(Data records)
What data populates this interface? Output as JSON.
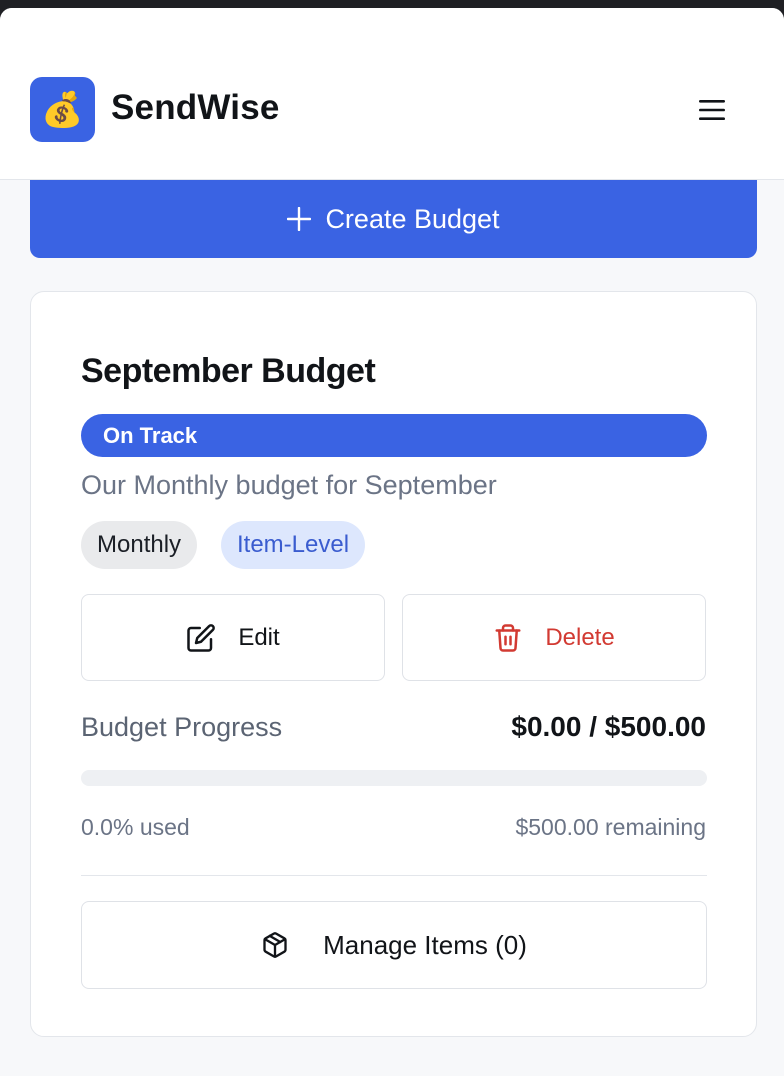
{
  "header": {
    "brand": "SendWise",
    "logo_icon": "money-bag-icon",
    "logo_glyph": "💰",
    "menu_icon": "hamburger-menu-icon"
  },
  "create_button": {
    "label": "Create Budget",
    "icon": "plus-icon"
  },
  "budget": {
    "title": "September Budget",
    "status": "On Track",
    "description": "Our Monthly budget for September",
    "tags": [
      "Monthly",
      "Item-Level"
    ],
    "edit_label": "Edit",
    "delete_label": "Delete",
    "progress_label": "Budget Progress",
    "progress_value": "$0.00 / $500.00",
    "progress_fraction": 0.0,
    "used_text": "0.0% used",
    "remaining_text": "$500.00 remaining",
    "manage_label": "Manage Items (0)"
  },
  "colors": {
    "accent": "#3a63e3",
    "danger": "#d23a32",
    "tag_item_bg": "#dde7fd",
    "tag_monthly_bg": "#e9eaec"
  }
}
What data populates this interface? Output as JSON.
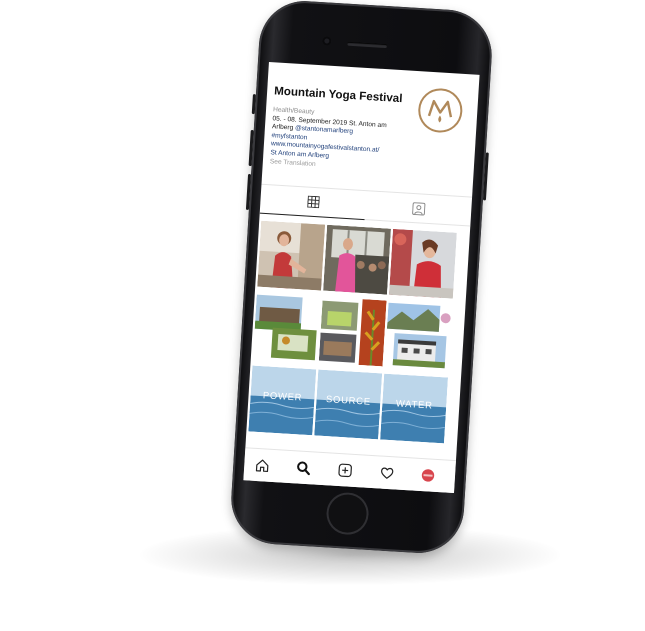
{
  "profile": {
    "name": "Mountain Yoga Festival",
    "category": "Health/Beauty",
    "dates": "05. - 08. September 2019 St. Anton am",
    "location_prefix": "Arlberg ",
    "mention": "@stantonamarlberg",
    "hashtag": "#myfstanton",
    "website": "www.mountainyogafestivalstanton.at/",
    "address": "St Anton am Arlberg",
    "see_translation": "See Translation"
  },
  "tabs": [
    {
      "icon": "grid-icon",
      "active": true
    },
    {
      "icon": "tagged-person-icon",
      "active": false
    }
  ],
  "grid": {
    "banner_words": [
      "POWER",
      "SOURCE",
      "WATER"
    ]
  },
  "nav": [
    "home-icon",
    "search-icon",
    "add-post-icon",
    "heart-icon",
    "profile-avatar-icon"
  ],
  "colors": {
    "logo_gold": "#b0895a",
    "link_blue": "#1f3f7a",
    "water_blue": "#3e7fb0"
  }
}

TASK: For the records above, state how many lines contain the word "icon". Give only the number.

WRITTEN SOLUTION: 10